The Blood Book is the eleventh volume of the “Stratigraphic Archives” by Michele Burgess and elaborates on the poem “Where and How Blood Was Made” by Chard deNiord. It explores the provenance of human blood—a concentrate that evolved from the sea “where waters gathered to a clarity that was also sorrow,” its legacy in atavism, evolution, intelligence, and human behavior—as well as the horror and fascination we feel toward it in our collective memory. It includes the poem by deNiord, hand set in Bembo, and nine woodcuts, nine pochoirs, four drawings, and seven paintings by Burgess.

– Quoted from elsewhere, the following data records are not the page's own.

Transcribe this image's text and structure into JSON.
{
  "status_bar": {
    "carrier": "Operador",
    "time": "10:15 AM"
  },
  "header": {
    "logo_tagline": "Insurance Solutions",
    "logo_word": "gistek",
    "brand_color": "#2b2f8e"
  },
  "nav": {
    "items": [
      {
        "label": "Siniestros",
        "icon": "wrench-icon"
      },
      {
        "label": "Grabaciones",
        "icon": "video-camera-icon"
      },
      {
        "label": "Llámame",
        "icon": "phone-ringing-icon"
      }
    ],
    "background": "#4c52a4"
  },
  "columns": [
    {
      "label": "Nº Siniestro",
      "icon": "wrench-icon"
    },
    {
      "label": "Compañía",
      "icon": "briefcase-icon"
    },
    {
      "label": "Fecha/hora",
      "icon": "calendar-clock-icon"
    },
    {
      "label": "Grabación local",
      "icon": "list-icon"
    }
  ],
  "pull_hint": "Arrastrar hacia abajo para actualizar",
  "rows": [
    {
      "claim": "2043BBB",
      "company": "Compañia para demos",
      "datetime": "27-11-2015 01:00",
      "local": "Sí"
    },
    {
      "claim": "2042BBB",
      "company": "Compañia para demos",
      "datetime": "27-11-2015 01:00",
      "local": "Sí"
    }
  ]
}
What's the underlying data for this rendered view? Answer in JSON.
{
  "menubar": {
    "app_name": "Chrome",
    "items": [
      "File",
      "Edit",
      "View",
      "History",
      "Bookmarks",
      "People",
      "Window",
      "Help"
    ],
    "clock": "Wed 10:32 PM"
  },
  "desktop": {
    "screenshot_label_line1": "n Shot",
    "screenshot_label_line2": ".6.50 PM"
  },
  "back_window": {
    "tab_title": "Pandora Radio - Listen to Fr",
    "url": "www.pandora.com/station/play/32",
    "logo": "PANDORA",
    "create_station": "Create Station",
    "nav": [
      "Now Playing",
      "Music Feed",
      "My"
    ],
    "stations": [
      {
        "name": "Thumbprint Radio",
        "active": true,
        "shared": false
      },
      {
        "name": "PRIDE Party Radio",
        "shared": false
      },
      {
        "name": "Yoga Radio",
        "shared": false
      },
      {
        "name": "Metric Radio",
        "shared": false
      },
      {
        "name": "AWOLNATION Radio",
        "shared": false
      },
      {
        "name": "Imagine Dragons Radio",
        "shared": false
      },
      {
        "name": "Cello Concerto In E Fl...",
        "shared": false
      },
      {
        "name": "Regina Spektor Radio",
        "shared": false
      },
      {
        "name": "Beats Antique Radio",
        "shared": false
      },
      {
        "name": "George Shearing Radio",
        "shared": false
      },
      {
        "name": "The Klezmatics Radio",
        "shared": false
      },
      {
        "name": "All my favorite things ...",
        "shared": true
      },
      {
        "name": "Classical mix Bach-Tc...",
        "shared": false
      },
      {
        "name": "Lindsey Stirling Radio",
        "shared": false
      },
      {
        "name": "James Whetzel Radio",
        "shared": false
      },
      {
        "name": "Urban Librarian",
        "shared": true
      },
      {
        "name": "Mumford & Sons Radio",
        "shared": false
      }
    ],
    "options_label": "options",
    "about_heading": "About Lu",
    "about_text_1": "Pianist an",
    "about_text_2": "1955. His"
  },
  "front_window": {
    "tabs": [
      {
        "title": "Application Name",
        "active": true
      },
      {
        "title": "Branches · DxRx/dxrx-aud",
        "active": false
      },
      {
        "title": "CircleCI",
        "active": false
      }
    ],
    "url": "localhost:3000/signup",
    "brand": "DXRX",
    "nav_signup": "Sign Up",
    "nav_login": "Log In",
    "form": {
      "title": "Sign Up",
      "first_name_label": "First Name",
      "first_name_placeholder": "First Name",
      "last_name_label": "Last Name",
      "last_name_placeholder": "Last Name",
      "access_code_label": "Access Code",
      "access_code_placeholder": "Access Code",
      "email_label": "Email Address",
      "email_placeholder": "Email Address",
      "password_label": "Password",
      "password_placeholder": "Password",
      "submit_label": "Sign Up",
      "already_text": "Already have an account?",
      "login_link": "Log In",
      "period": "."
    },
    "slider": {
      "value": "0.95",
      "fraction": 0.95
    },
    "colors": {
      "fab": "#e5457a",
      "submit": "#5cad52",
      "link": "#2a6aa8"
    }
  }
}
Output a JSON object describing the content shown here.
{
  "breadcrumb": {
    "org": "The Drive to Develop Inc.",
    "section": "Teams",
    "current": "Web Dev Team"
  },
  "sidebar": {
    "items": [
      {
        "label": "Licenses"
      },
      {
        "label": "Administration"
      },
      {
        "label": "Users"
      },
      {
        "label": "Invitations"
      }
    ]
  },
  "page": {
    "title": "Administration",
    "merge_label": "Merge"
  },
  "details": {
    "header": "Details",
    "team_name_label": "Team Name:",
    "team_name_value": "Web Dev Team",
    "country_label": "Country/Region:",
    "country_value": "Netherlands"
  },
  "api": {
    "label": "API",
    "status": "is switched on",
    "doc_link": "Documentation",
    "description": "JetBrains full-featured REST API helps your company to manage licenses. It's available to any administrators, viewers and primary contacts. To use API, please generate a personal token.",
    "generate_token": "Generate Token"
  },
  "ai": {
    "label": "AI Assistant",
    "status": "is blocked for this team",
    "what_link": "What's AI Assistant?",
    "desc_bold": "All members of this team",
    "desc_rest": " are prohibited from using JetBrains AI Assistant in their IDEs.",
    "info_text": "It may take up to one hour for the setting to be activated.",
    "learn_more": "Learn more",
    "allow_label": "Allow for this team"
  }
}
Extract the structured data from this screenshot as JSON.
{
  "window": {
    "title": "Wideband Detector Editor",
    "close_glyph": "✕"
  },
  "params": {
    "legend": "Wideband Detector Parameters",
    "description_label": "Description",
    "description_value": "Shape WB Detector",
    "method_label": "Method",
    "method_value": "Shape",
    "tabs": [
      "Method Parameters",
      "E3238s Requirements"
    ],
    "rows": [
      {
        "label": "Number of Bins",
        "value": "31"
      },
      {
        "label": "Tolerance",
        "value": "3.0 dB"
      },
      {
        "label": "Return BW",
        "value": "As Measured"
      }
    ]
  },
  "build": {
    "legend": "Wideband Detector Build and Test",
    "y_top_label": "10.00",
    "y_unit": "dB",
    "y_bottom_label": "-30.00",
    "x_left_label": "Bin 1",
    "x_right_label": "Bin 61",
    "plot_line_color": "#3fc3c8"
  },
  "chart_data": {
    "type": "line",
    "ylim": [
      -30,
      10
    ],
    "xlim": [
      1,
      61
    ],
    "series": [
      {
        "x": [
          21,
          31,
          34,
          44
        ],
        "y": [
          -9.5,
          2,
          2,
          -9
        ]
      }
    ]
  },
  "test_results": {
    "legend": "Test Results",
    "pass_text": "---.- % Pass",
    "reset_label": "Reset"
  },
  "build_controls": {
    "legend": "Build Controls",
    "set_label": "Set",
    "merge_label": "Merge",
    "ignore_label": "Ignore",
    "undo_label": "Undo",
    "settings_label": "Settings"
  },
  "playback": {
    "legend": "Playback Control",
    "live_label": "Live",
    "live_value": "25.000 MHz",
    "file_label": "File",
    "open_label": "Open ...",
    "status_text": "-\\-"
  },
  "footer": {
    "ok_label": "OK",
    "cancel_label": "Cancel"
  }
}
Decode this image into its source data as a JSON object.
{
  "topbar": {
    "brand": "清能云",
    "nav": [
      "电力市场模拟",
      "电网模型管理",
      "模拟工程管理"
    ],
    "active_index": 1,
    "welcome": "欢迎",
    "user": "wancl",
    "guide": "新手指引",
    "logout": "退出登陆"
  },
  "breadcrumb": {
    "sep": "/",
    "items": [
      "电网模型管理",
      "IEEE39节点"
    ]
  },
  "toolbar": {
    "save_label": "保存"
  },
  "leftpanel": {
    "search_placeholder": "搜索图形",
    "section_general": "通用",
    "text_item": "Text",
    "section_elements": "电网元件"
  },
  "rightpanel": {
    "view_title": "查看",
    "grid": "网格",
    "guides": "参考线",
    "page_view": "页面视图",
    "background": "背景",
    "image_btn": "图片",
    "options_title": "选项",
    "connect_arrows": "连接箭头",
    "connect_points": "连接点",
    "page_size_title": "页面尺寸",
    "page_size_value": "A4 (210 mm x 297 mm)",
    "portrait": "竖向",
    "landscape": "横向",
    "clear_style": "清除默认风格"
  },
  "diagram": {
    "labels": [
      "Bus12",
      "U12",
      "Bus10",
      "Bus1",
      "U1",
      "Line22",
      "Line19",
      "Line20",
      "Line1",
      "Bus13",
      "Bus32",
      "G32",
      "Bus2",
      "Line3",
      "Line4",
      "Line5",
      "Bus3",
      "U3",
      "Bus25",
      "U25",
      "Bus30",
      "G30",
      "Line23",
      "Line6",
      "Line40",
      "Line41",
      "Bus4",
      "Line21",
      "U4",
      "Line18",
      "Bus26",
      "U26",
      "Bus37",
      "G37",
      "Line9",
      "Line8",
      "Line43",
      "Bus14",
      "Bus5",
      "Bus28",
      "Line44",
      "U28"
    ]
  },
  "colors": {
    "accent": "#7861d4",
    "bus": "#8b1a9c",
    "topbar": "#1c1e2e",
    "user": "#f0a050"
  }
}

The seaweed forms, printed as pochoirs, were adapted and altered from Anna Atkins’s nineteenth-century cyanotypes of British algae, Dawson Turner’s watercolors from his book FUCI, published in 1808, and dried and mounted specimens prepared and sold by Mary Wyatt in 1834-1840. The engraving of the blood vessel system by Andreas Vesalius is from Vivae imagines partium corporis humani aereis formis expressae by Juan Valverde de Amusco, 1566. It was scanned from the primary source, made into a photopolymer relief plate, and printed letterpress.
The Blood Book was begun in the Summer of 2017 and completed under quarantine during the COVID-19 pandemic, the Black Lives Matter movement, and multiple deadly wildfres throughout the West due to climate change.
Nelle Martin printed the type and woodcuts on the letterpress, assisted by Sam Warford. Rafi Kopacz did most of the wood carving from Burgess’s drawings. The paper was handmade by the Morgan Conservatory and Cave Paper. The book was bound in vellum, buckram, and Cave paper over boards and housed in a clamshell box covered in silk. Sonja Jones and Amy Cordero assisted with production. The line drawings were traced with pen and ink, and the watercolor paintings were done by hand to create a slightly variable edition of 30 copies with three additional artist’s proofs. 18" x 23"; 62 pages. 2021. $9,200.